Kelly, Nikita and Mary are volunteering in the bustling capital of Ayacucho departmento (state). San Juan de la Frontera de Huamanga, or simply Huamanga, is home to 170,000 people. The city lies in a protected valley some 2,746 meters (9,009 feet) above sea level. Known as the “City of Churches,” Huamanga was founded in 1540 and built around a large central plaza. The grand architecture still stands, giving the city a colonial flavor that dates back hundreds of years. People seem especially proud of the battle of independence that was fought on a mountainside not far from the city. An army recruited from throughout western South America defeated the Spanish crown and in 1821 Peru finally gained independence.
Behind the aesthetic beauty of the colonial-era churches and statues of famous generals, however, lies a certain sadness. In the 1970s a professor at the local state university, Abimael Guzman, founded a violent revolutionary movement called the Shining Path. In the decade that followed tens of thousands of people, mostly peasants living in the rural communities that dot the countryside, perished at the hands of the terrorists or the soldiers sent to defeat them. The legacy of the armed struggle is readily apparent in the lives of the widows and orphans who survived the violence and the countless stories of hardship and loss that still haunt the citizens of this highland city.
Kelly and Nikita spend their days holding babies and playing with children. Hogar Casa Luz is an orphanage founded by a group of evangelical Christians from Argentina to provide a safe place for children whose parents have abandoned them or are unable to provide adequate care. There are forty-three children living under one roof who often do not receive the attention they need. Nikita and Kelly are there to share their love with the children, making them feel valued and special. In the mornings they spend time with six infants, helping Jenny, who is usually alone with all six, keep them clean, fed and stimulated.
Later, as the older children begin to return from school, they welcome them home, help serve lunch and tutor individual students who need assistance with their homework. Nikita is a curious and thoughtful observer who freely shares hugs and attention with the children. Her respect and understanding for the members of the staff — from the cook to the social worker — affirms the work they do each day. Kelly has a willing spirit, very bubbly and friendly, and is appreciated for her light-hearted nature. She has formed strong bonds with the children by listening to their stories and sharing in their laughs.
Mary volunteers at the Comedor Infantil Luz y Vida, an after-school program founded by her host family just four months ago. There is a lot to do — arranging tables, cooking, serving lunch, washing dishes, teaching English and, recently, translating for a group of North Americans who spent a week there replacing the roof of the three-story church facility. Mary accompanies her twenty-seven-year-old host sister Mabel to work each day. She shops for food at the local market with the cook, Olmorato, then helps prepare lunch for sixty children. The kids arrive in two groups, a dozen in the late morning (before the afternoon shift at the local school) and the rest in the early afternoon. Mary has a keen interest in health and nutrition. When asked to teach English to each group, she taught the names of vegetables. Mary is kind and curious and loves learning new things. Her host father Romulo, who pastors the church housed in the same building, is very pleased with Mary’s commitment to the project: “She is the first to arrive each morning and the last to leave each day.”

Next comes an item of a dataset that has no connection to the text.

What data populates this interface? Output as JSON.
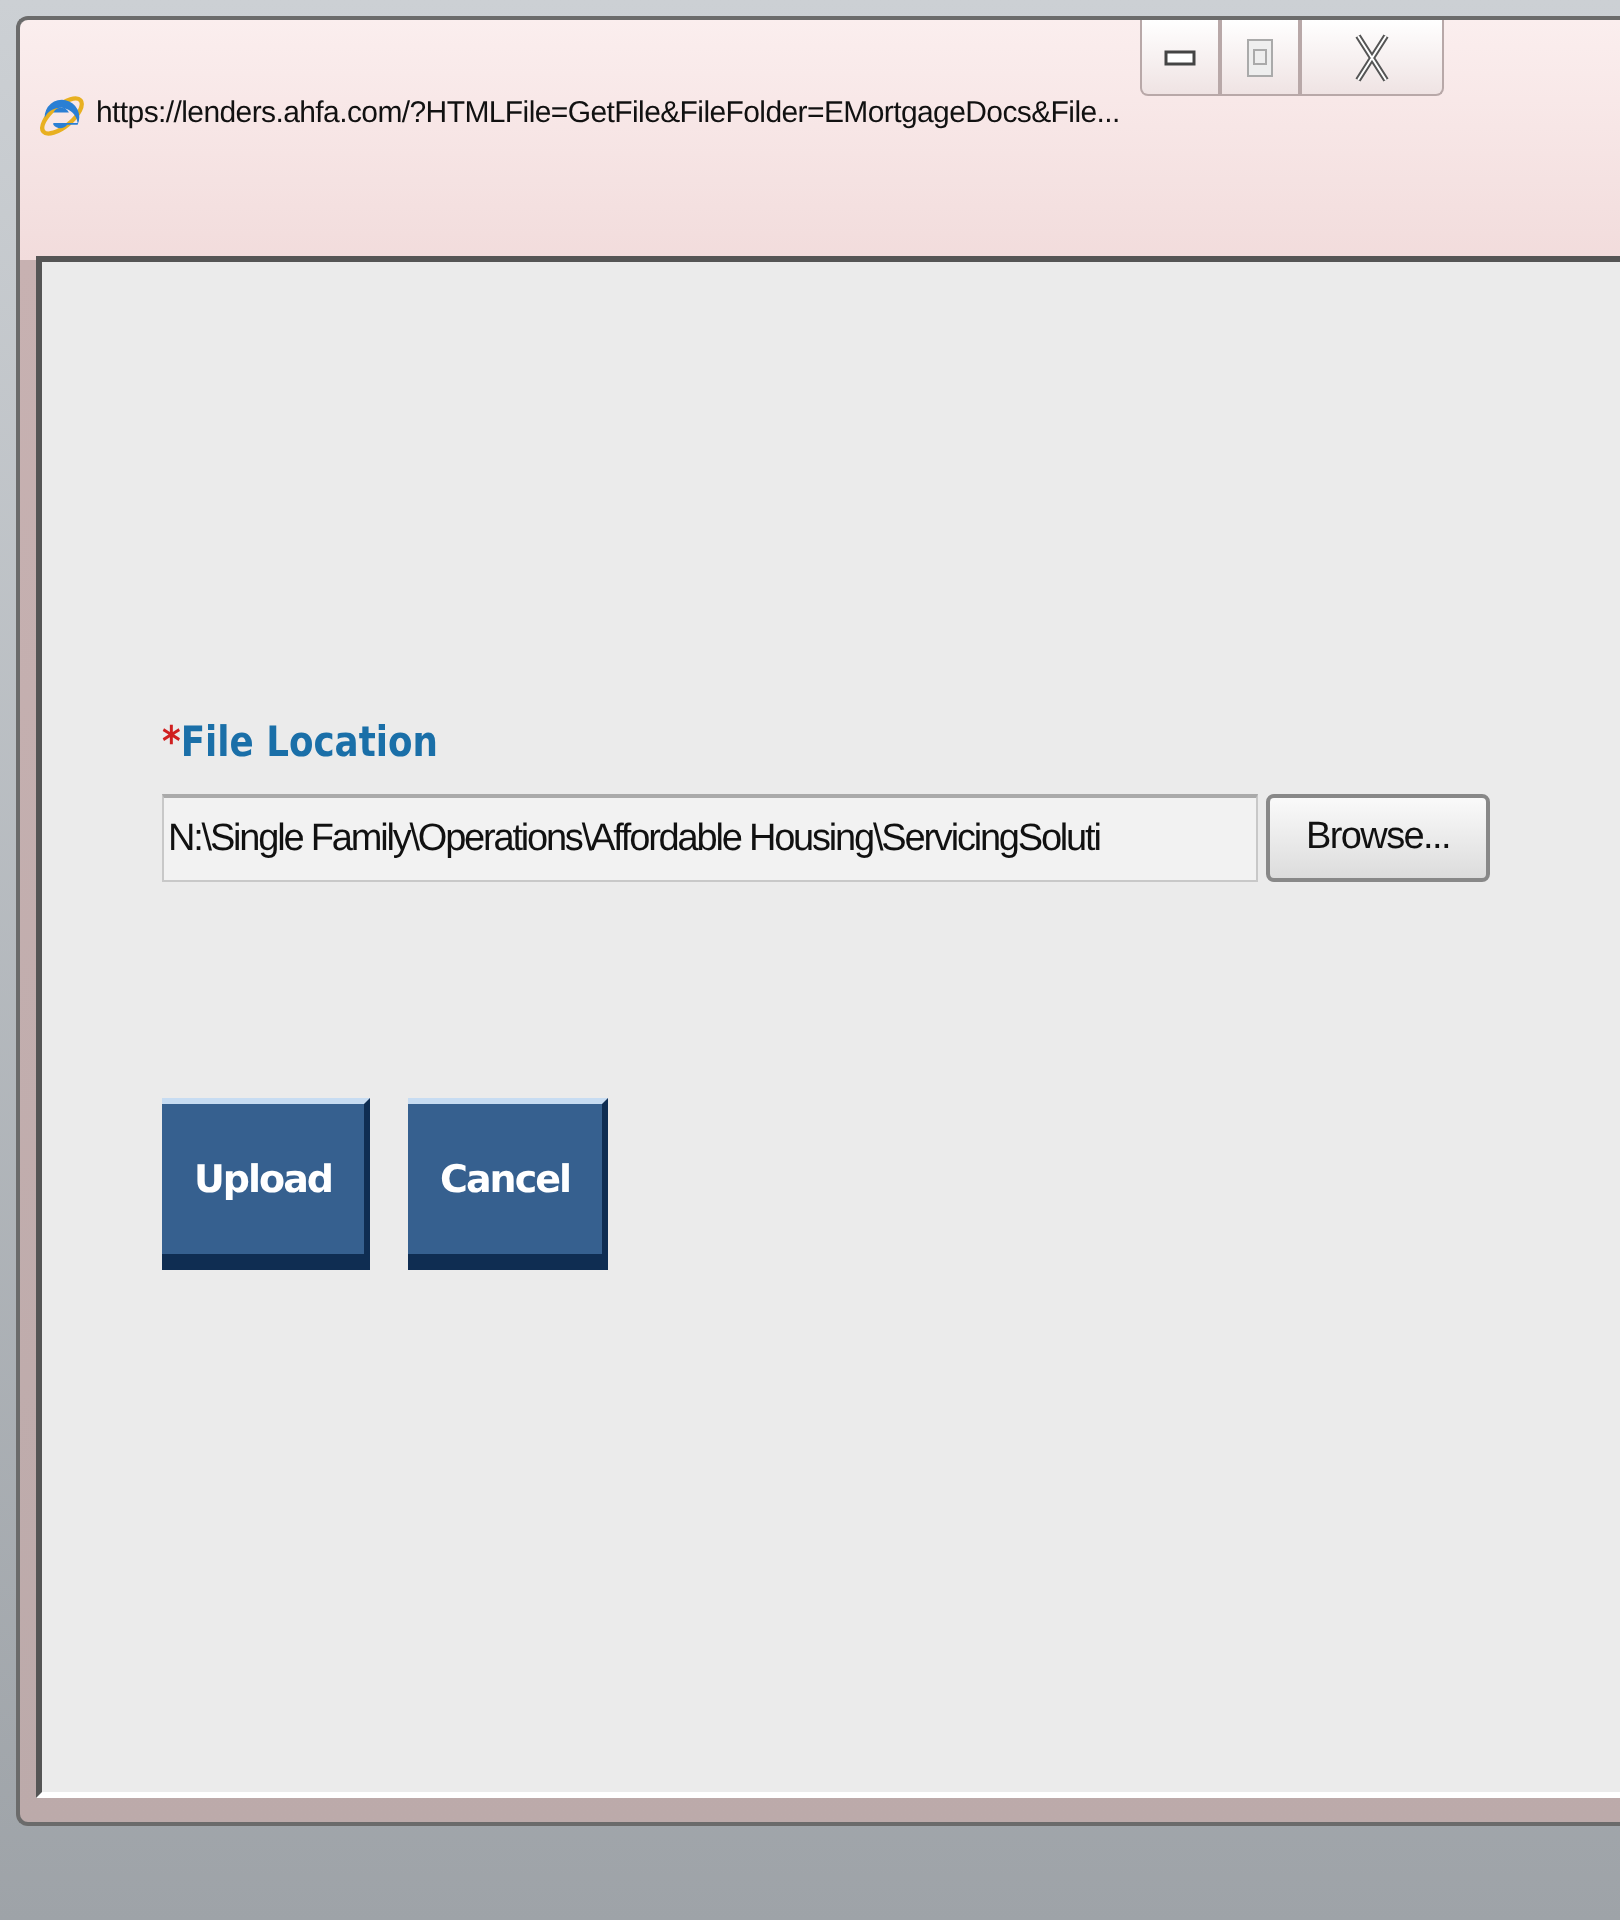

Excerpts from several journal entries highlight the students’ perspectives on local culture:
“Hospitality is natural and everyone is included. There is a strong sense of inclusion and possessions are shared. There is less of a sense of the individual and more of a sense of the group and belonging.”
“Here in Ayacucho the atmosphere is very relationship based. People are generally relaxed and appear to approach life without an agenda. One sign of this is the fact that babies and small children are always with their parents. Society is not as focused on the task at hand or on the question of time and efficiency. Instead the emphasis is on family and responding to the moment, or the person, who is present.”
“Religion is very important and defines who you are. People don’t seem to spend money flippantly but save it for things that matter and are useful. They do not buy a lot of fancy clothes or decorations for their houses. Entertainment and socializing often revolve around food. Compared to my family in Lima, my family here does not seem to glorify the US as much. Sure, they want to learn English and are interested in our culture, but I think they are content with their lives in Peru.”